• _TASK DETAILS_
Among the entries below, find all lines that include "同意并继续" and copy them.

*** Opening of MATERIAL SHOWN ***

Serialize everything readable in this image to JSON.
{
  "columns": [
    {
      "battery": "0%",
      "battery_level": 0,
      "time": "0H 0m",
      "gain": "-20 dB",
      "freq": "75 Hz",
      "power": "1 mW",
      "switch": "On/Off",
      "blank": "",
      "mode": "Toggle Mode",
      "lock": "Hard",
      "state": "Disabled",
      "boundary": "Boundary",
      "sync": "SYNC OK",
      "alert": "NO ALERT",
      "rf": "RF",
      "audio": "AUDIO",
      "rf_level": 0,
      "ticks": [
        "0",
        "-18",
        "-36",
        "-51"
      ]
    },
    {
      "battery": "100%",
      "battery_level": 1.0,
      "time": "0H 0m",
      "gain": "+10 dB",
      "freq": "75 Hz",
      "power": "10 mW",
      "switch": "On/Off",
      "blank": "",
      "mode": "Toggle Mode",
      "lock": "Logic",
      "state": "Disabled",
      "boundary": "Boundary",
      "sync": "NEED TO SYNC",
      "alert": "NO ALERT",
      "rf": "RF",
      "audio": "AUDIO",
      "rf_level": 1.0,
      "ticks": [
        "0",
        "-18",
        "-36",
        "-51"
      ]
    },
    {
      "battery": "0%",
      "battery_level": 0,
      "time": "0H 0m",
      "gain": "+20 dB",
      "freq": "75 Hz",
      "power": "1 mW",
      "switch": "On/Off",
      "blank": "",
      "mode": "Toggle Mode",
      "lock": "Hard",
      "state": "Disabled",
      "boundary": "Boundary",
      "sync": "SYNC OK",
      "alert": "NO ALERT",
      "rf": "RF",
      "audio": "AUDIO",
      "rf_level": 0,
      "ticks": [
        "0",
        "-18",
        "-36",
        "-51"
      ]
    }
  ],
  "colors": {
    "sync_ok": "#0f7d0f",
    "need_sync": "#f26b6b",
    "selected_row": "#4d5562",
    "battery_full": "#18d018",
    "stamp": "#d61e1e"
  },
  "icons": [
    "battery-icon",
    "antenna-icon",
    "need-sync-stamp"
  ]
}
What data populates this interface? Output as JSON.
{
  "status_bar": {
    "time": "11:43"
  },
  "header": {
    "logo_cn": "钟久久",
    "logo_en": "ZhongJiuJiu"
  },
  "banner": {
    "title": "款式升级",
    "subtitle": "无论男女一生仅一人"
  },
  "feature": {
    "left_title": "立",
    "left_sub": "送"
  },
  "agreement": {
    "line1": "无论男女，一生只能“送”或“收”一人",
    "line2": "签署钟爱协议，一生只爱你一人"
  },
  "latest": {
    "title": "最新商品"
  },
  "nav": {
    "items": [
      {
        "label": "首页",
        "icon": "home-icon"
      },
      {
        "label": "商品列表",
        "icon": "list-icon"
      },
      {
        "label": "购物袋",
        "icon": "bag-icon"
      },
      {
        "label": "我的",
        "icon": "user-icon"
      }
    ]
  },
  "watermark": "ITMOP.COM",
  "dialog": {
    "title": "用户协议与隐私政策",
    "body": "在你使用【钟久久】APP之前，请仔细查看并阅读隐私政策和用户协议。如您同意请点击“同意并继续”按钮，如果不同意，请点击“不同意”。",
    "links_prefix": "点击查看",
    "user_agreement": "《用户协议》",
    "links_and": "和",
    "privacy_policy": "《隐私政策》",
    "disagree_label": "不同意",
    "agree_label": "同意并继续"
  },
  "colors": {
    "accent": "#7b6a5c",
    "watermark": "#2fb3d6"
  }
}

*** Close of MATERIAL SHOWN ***

• _ANSWER_
    "body": "在你使用【钟久久】APP之前，请仔细查看并阅读隐私政策和用户协议。如您同意请点击“同意并继续”按钮，如果不同意，请点击“不同意”。",
    "agree_label": "同意并继续"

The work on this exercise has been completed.